    2 Comments
  1. 1) I feel the emotional rollercoaster so deeply. This week I am deeply overwhelmed and frustrated and sad. Lots of crying. But also moments of deep pride, joy, and peace. Such a masterclass, and I”m just trying to stay open to its lessons.

    2) It’s wild (and also: totally not thx public health background) how different experiences are by zipcode in NYC. Upper Manhattan never slowed down. If anything, it’s been more alive up here since any of the “sleeps here but don’t live here” folx who didn’t escape to parent’s/second homes are actually living here now.

    xoxo

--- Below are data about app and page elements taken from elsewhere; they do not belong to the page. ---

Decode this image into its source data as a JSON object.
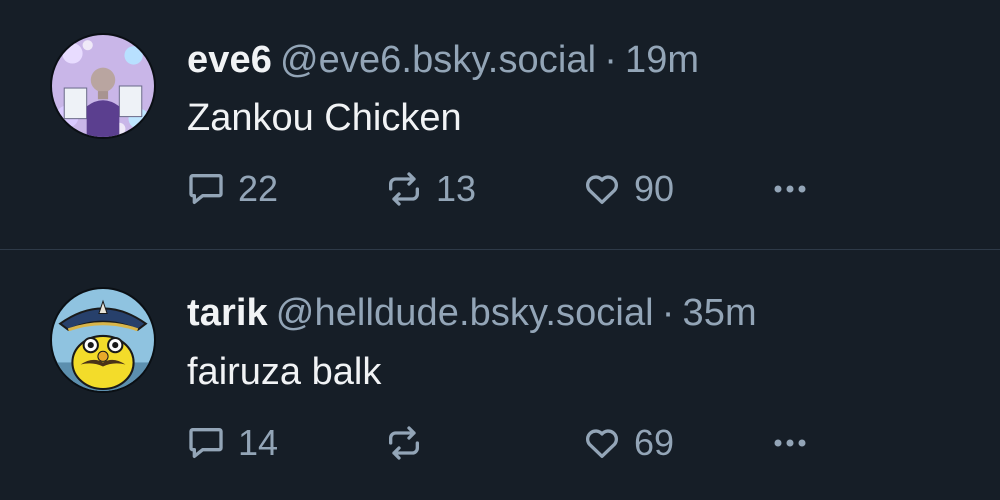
{
  "posts": [
    {
      "display_name": "eve6",
      "handle": "@eve6.bsky.social",
      "separator": "·",
      "time": "19m",
      "text": "Zankou Chicken",
      "counts": {
        "replies": "22",
        "reposts": "13",
        "likes": "90"
      }
    },
    {
      "display_name": "tarik",
      "handle": "@helldude.bsky.social",
      "separator": "·",
      "time": "35m",
      "text": "fairuza balk",
      "counts": {
        "replies": "14",
        "reposts": "",
        "likes": "69"
      }
    }
  ],
  "icons": {
    "reply": "speech-bubble-icon",
    "repost": "repost-arrows-icon",
    "like": "heart-icon",
    "more": "ellipsis-icon"
  },
  "colors": {
    "background": "#161e27",
    "primary_text": "#f1f3f5",
    "secondary_text": "#93a5b7",
    "divider": "#2e3a48"
  }
}
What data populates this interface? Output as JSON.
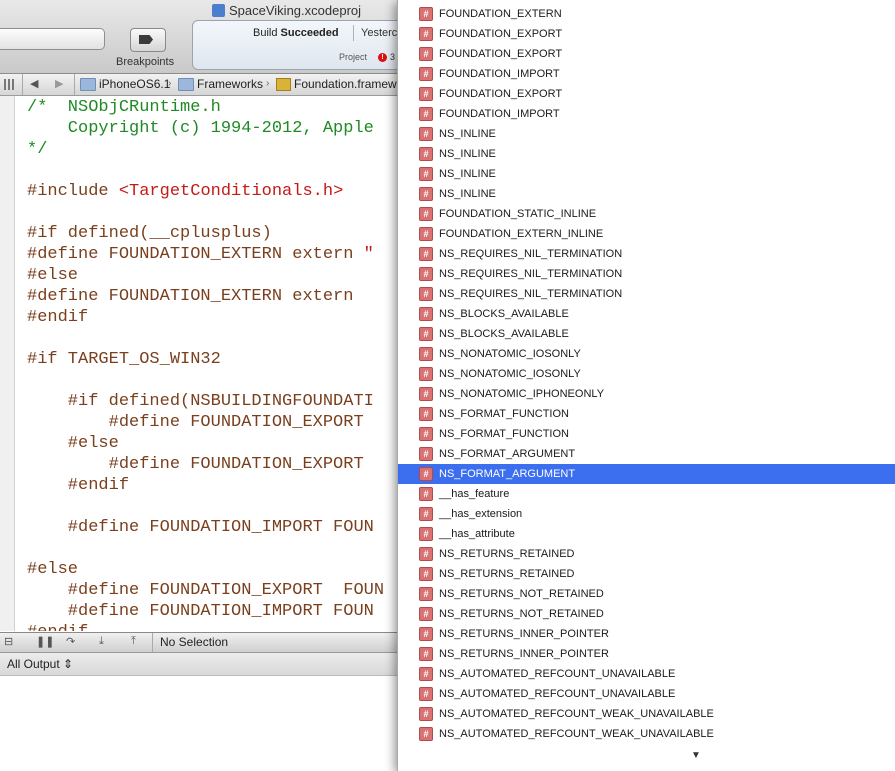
{
  "window": {
    "title": "SpaceViking.xcodeproj"
  },
  "toolbar": {
    "breakpoints_label": "Breakpoints",
    "build_status_prefix": "Build",
    "build_status_bold": "Succeeded",
    "build_time": "Yesterc",
    "project_label": "Project",
    "error_count": "3"
  },
  "jumpbar": {
    "crumbs": [
      "iPhoneOS6.1",
      "Frameworks",
      "Foundation.framew"
    ]
  },
  "editor": {
    "lines": [
      [
        {
          "t": "/*  NSObjCRuntime.h",
          "c": "comment"
        }
      ],
      [
        {
          "t": "    Copyright (c) 1994-2012, Apple",
          "c": "comment"
        }
      ],
      [
        {
          "t": "*/",
          "c": "comment"
        }
      ],
      [],
      [
        {
          "t": "#include ",
          "c": "pre"
        },
        {
          "t": "<TargetConditionals.h>",
          "c": "str"
        }
      ],
      [],
      [
        {
          "t": "#if defined(__cplusplus)",
          "c": "pre"
        }
      ],
      [
        {
          "t": "#define FOUNDATION_EXTERN extern ",
          "c": "pre"
        },
        {
          "t": "\"",
          "c": "str"
        }
      ],
      [
        {
          "t": "#else",
          "c": "pre"
        }
      ],
      [
        {
          "t": "#define FOUNDATION_EXTERN extern",
          "c": "pre"
        }
      ],
      [
        {
          "t": "#endif",
          "c": "pre"
        }
      ],
      [],
      [
        {
          "t": "#if TARGET_OS_WIN32",
          "c": "pre"
        }
      ],
      [],
      [
        {
          "t": "    #if defined(NSBUILDINGFOUNDATI",
          "c": "pre"
        }
      ],
      [
        {
          "t": "        #define FOUNDATION_EXPORT",
          "c": "pre"
        }
      ],
      [
        {
          "t": "    #else",
          "c": "pre"
        }
      ],
      [
        {
          "t": "        #define FOUNDATION_EXPORT",
          "c": "pre"
        }
      ],
      [
        {
          "t": "    #endif",
          "c": "pre"
        }
      ],
      [],
      [
        {
          "t": "    #define FOUNDATION_IMPORT FOUN",
          "c": "pre"
        }
      ],
      [],
      [
        {
          "t": "#else",
          "c": "pre"
        }
      ],
      [
        {
          "t": "    #define FOUNDATION_EXPORT  FOUN",
          "c": "pre"
        }
      ],
      [
        {
          "t": "    #define FOUNDATION_IMPORT FOUN",
          "c": "pre"
        }
      ],
      [
        {
          "t": "#endif",
          "c": "pre"
        }
      ]
    ]
  },
  "debug": {
    "selection_label": "No Selection"
  },
  "console": {
    "output_filter": "All Output"
  },
  "completion": {
    "badge_glyph": "#",
    "selected_index": 23,
    "items": [
      "FOUNDATION_EXTERN",
      "FOUNDATION_EXPORT",
      "FOUNDATION_EXPORT",
      "FOUNDATION_IMPORT",
      "FOUNDATION_EXPORT",
      "FOUNDATION_IMPORT",
      "NS_INLINE",
      "NS_INLINE",
      "NS_INLINE",
      "NS_INLINE",
      "FOUNDATION_STATIC_INLINE",
      "FOUNDATION_EXTERN_INLINE",
      "NS_REQUIRES_NIL_TERMINATION",
      "NS_REQUIRES_NIL_TERMINATION",
      "NS_REQUIRES_NIL_TERMINATION",
      "NS_BLOCKS_AVAILABLE",
      "NS_BLOCKS_AVAILABLE",
      "NS_NONATOMIC_IOSONLY",
      "NS_NONATOMIC_IOSONLY",
      "NS_NONATOMIC_IPHONEONLY",
      "NS_FORMAT_FUNCTION",
      "NS_FORMAT_FUNCTION",
      "NS_FORMAT_ARGUMENT",
      "NS_FORMAT_ARGUMENT",
      "__has_feature",
      "__has_extension",
      "__has_attribute",
      "NS_RETURNS_RETAINED",
      "NS_RETURNS_RETAINED",
      "NS_RETURNS_NOT_RETAINED",
      "NS_RETURNS_NOT_RETAINED",
      "NS_RETURNS_INNER_POINTER",
      "NS_RETURNS_INNER_POINTER",
      "NS_AUTOMATED_REFCOUNT_UNAVAILABLE",
      "NS_AUTOMATED_REFCOUNT_UNAVAILABLE",
      "NS_AUTOMATED_REFCOUNT_WEAK_UNAVAILABLE",
      "NS_AUTOMATED_REFCOUNT_WEAK_UNAVAILABLE"
    ]
  }
}
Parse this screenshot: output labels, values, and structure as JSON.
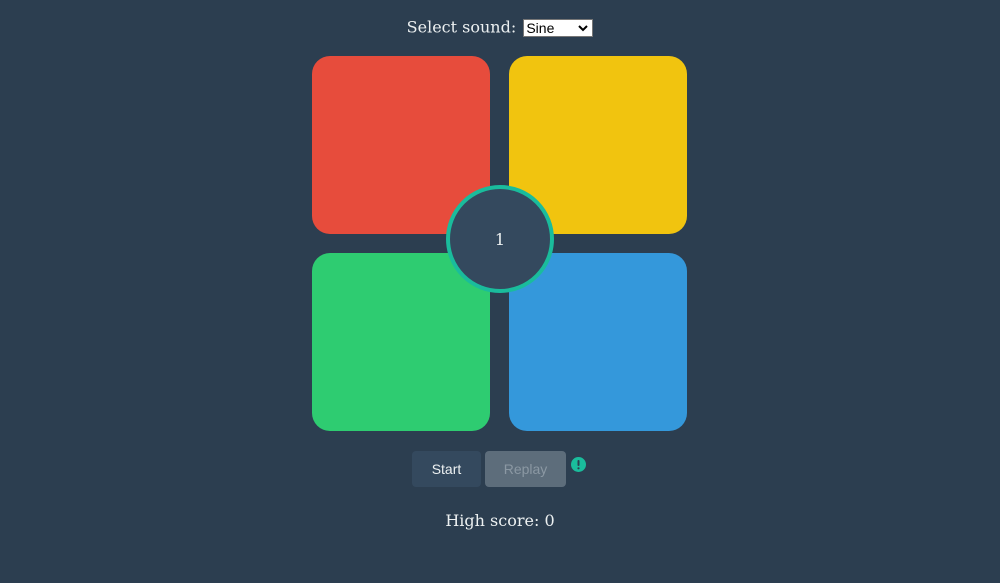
{
  "sound": {
    "label": "Select sound:",
    "selected": "Sine"
  },
  "game": {
    "counter": "1",
    "pads": [
      {
        "name": "red",
        "color": "#e74c3c"
      },
      {
        "name": "yellow",
        "color": "#f1c40f"
      },
      {
        "name": "green",
        "color": "#2ecc71"
      },
      {
        "name": "blue",
        "color": "#3498db"
      }
    ],
    "ring_color": "#1abc9c"
  },
  "controls": {
    "start_label": "Start",
    "replay_label": "Replay",
    "warning_icon": "exclamation-circle-icon"
  },
  "score": {
    "label": "High score:",
    "value": "0"
  }
}
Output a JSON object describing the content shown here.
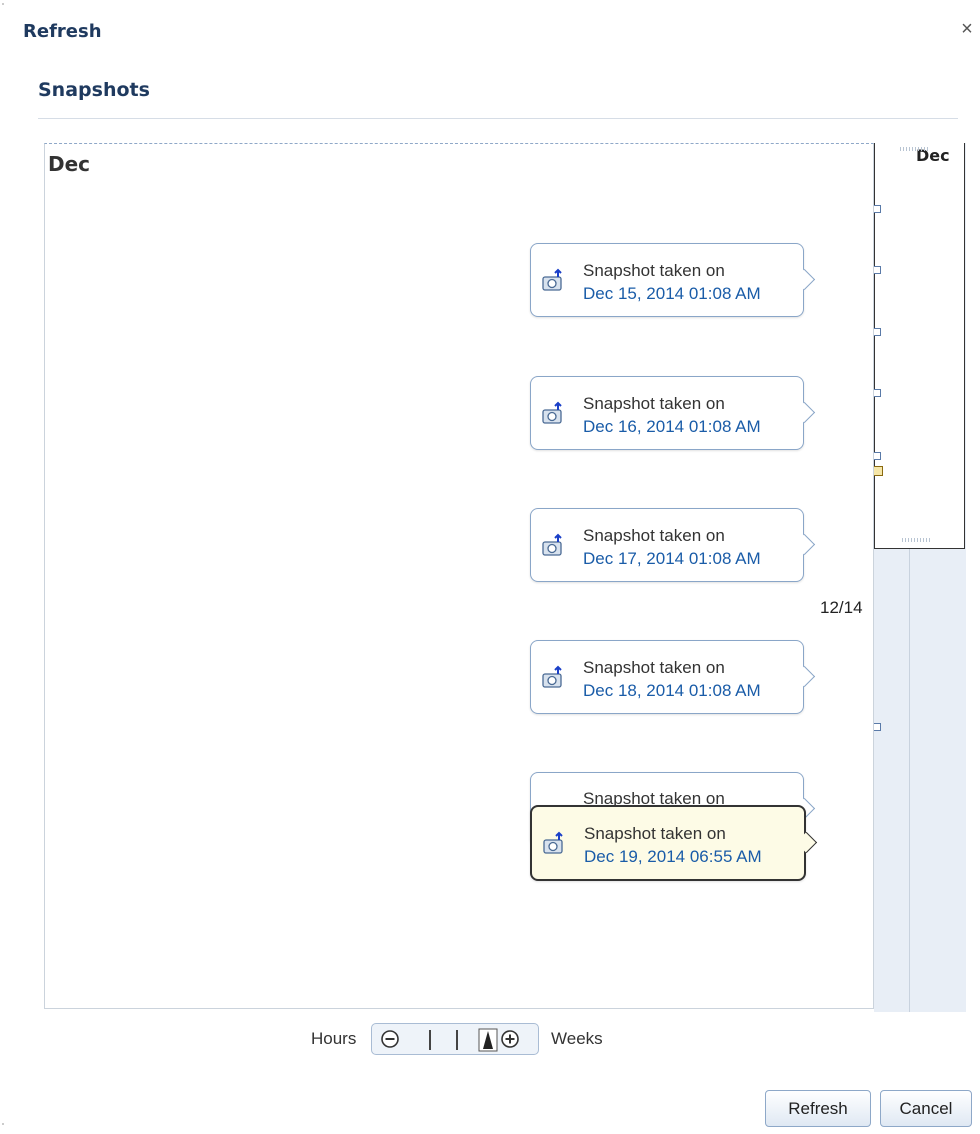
{
  "dialog": {
    "title": "Refresh",
    "close_glyph": "×"
  },
  "section": {
    "title": "Snapshots"
  },
  "timeline": {
    "month_label": "Dec",
    "date_label": "12/14",
    "snapshots": [
      {
        "line1": "Snapshot taken on",
        "line2": "Dec 15, 2014 01:08 AM"
      },
      {
        "line1": "Snapshot taken on",
        "line2": "Dec 16, 2014 01:08 AM"
      },
      {
        "line1": "Snapshot taken on",
        "line2": "Dec 17, 2014 01:08 AM"
      },
      {
        "line1": "Snapshot taken on",
        "line2": "Dec 18, 2014 01:08 AM"
      },
      {
        "line1": "Snapshot taken on",
        "line2": "Dec 19, 2014 06:55 AM"
      }
    ],
    "selected_snapshot": "Dec 19, 2014 06:55 AM",
    "icon": "camera-snapshot-icon"
  },
  "overview": {
    "month_label": "Dec"
  },
  "zoom": {
    "min_label": "Hours",
    "max_label": "Weeks",
    "zoom_out_icon": "zoom-out-icon",
    "zoom_in_icon": "zoom-in-icon"
  },
  "buttons": {
    "refresh": "Refresh",
    "cancel": "Cancel"
  },
  "colors": {
    "heading": "#1f3a5f",
    "link": "#1a5ca8",
    "selected_bg": "#fdfbe6"
  }
}
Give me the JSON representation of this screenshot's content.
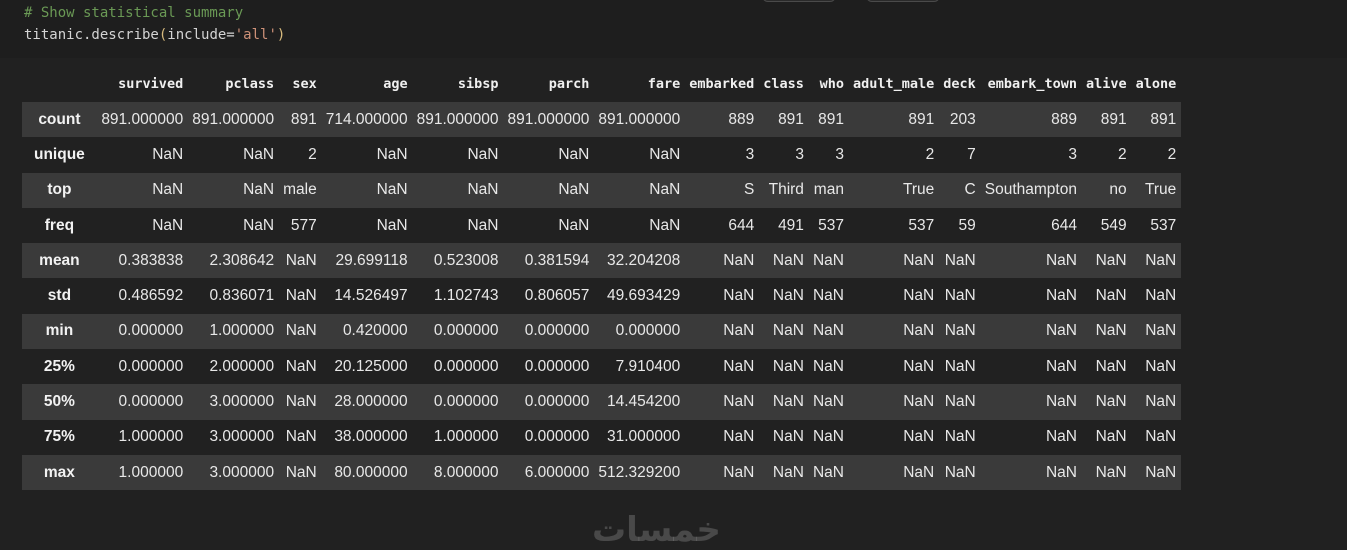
{
  "code": {
    "comment": "# Show statistical summary",
    "call_prefix": "titanic.describe",
    "open_paren": "(",
    "arg_name": "include=",
    "arg_value": "'all'",
    "close_paren": ")"
  },
  "table": {
    "columns": [
      "survived",
      "pclass",
      "sex",
      "age",
      "sibsp",
      "parch",
      "fare",
      "embarked",
      "class",
      "who",
      "adult_male",
      "deck",
      "embark_town",
      "alive",
      "alone"
    ],
    "rows": [
      {
        "label": "count",
        "cells": [
          "891.000000",
          "891.000000",
          "891",
          "714.000000",
          "891.000000",
          "891.000000",
          "891.000000",
          "889",
          "891",
          "891",
          "891",
          "203",
          "889",
          "891",
          "891"
        ]
      },
      {
        "label": "unique",
        "cells": [
          "NaN",
          "NaN",
          "2",
          "NaN",
          "NaN",
          "NaN",
          "NaN",
          "3",
          "3",
          "3",
          "2",
          "7",
          "3",
          "2",
          "2"
        ]
      },
      {
        "label": "top",
        "cells": [
          "NaN",
          "NaN",
          "male",
          "NaN",
          "NaN",
          "NaN",
          "NaN",
          "S",
          "Third",
          "man",
          "True",
          "C",
          "Southampton",
          "no",
          "True"
        ]
      },
      {
        "label": "freq",
        "cells": [
          "NaN",
          "NaN",
          "577",
          "NaN",
          "NaN",
          "NaN",
          "NaN",
          "644",
          "491",
          "537",
          "537",
          "59",
          "644",
          "549",
          "537"
        ]
      },
      {
        "label": "mean",
        "cells": [
          "0.383838",
          "2.308642",
          "NaN",
          "29.699118",
          "0.523008",
          "0.381594",
          "32.204208",
          "NaN",
          "NaN",
          "NaN",
          "NaN",
          "NaN",
          "NaN",
          "NaN",
          "NaN"
        ]
      },
      {
        "label": "std",
        "cells": [
          "0.486592",
          "0.836071",
          "NaN",
          "14.526497",
          "1.102743",
          "0.806057",
          "49.693429",
          "NaN",
          "NaN",
          "NaN",
          "NaN",
          "NaN",
          "NaN",
          "NaN",
          "NaN"
        ]
      },
      {
        "label": "min",
        "cells": [
          "0.000000",
          "1.000000",
          "NaN",
          "0.420000",
          "0.000000",
          "0.000000",
          "0.000000",
          "NaN",
          "NaN",
          "NaN",
          "NaN",
          "NaN",
          "NaN",
          "NaN",
          "NaN"
        ]
      },
      {
        "label": "25%",
        "cells": [
          "0.000000",
          "2.000000",
          "NaN",
          "20.125000",
          "0.000000",
          "0.000000",
          "7.910400",
          "NaN",
          "NaN",
          "NaN",
          "NaN",
          "NaN",
          "NaN",
          "NaN",
          "NaN"
        ]
      },
      {
        "label": "50%",
        "cells": [
          "0.000000",
          "3.000000",
          "NaN",
          "28.000000",
          "0.000000",
          "0.000000",
          "14.454200",
          "NaN",
          "NaN",
          "NaN",
          "NaN",
          "NaN",
          "NaN",
          "NaN",
          "NaN"
        ]
      },
      {
        "label": "75%",
        "cells": [
          "1.000000",
          "3.000000",
          "NaN",
          "38.000000",
          "1.000000",
          "0.000000",
          "31.000000",
          "NaN",
          "NaN",
          "NaN",
          "NaN",
          "NaN",
          "NaN",
          "NaN",
          "NaN"
        ]
      },
      {
        "label": "max",
        "cells": [
          "1.000000",
          "3.000000",
          "NaN",
          "80.000000",
          "8.000000",
          "6.000000",
          "512.329200",
          "NaN",
          "NaN",
          "NaN",
          "NaN",
          "NaN",
          "NaN",
          "NaN",
          "NaN"
        ]
      }
    ]
  },
  "watermark": "خمسات",
  "colors": {
    "background": "#212121",
    "row_stripe": "#3a3a3a",
    "comment": "#6a9955",
    "string": "#ce9178"
  }
}
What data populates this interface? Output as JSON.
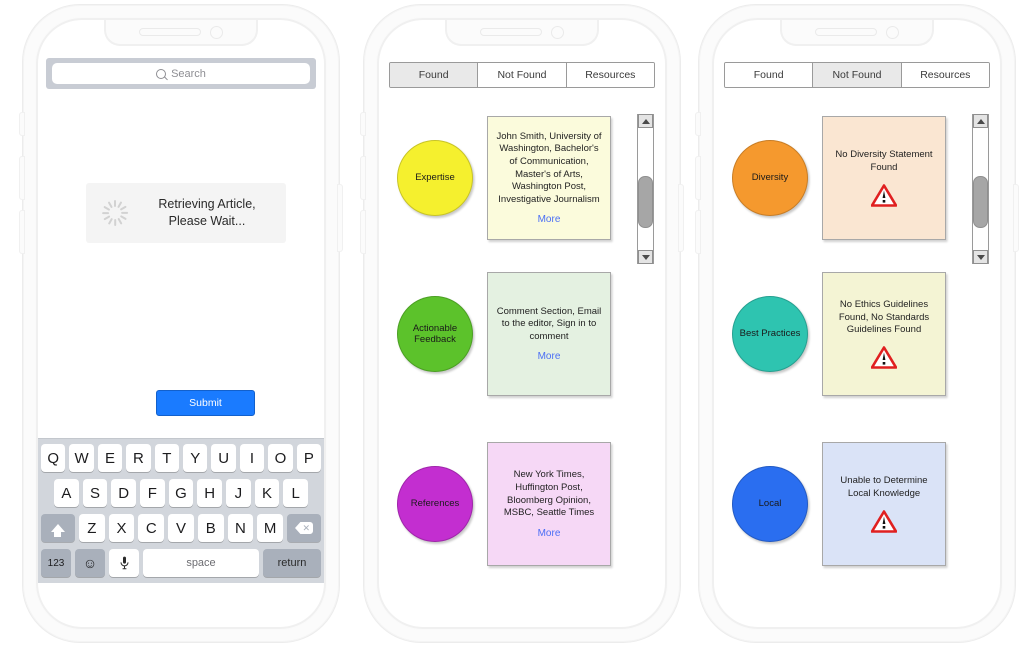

  2. Dear Gena, I loved this progress report on how you’re beginning to be able to step out more as New York comes back to life in careful stages. Hooray for that, and for seeing your Mom inside for the first time too! I sure can relate to the huge swings between hope and despair and having to embrace uncertainty. I guess I kind of wrote about that in my own way in my new post. It was the first time I had words for any of it. I so enjoyed reading yours. Thank you, dear heart. oxox

You might also like

Good morning, friends, and happy Sunday. It’s hard to believe that August is already here. I’m fighting the urge to start fretting–as I do nearly every summer–about all of the summery things I haven’t yet done: the outdoor concerts I haven’t seen, the picnic lunches I haven’t eaten, the languid hours of reading on sunny benches that haven’t happened. It’s so easy to idealize summertime, to envision it as a series of postcard-perfect snapshots. Of course, the truth is that summer holds no…

Last weekend, I mentioned that I have a tendency to try to fix or manage difficulties as soon as they arise. This can be a good thing, at least when it comes to concrete problems that demand ready solutions. It can also be a handicap, especially when the issue at hand defies easy troubleshooting. In trying to “fix” something that’s inherently complex, I sometimes create difficulty, rather than alleviating it. When this happens it’s often because I appeased my aversion to discomfort–I wanted the problem to go away quickly, so…

Last Sunday, I came clean about being stuck in a cycle of repetitive, anxious thoughts. My friend Maria shared the following response: When I was in my thirties, I had a therapist who suggested something that sounded really counter intuitive to me about my fearful thought patterns. She said that when I started into a worrying self-critical spiral, instead of getting frustrated or mad at myself, to say “thank you” to myself. “Thank you” to that part of myself that was trying to…

Along with so many others around the world, I had Australia, its people, and its wild animals in my heart this week. At first, when I’d only heard of the fires and seen a few headlines, I thought to myself how frightening it must be. It was only as I saw images—images of fire burning, of smoke, of wounded animals—that I started to understand what was happening. Having seen those images, I was afraid to see more. This was especially true of any…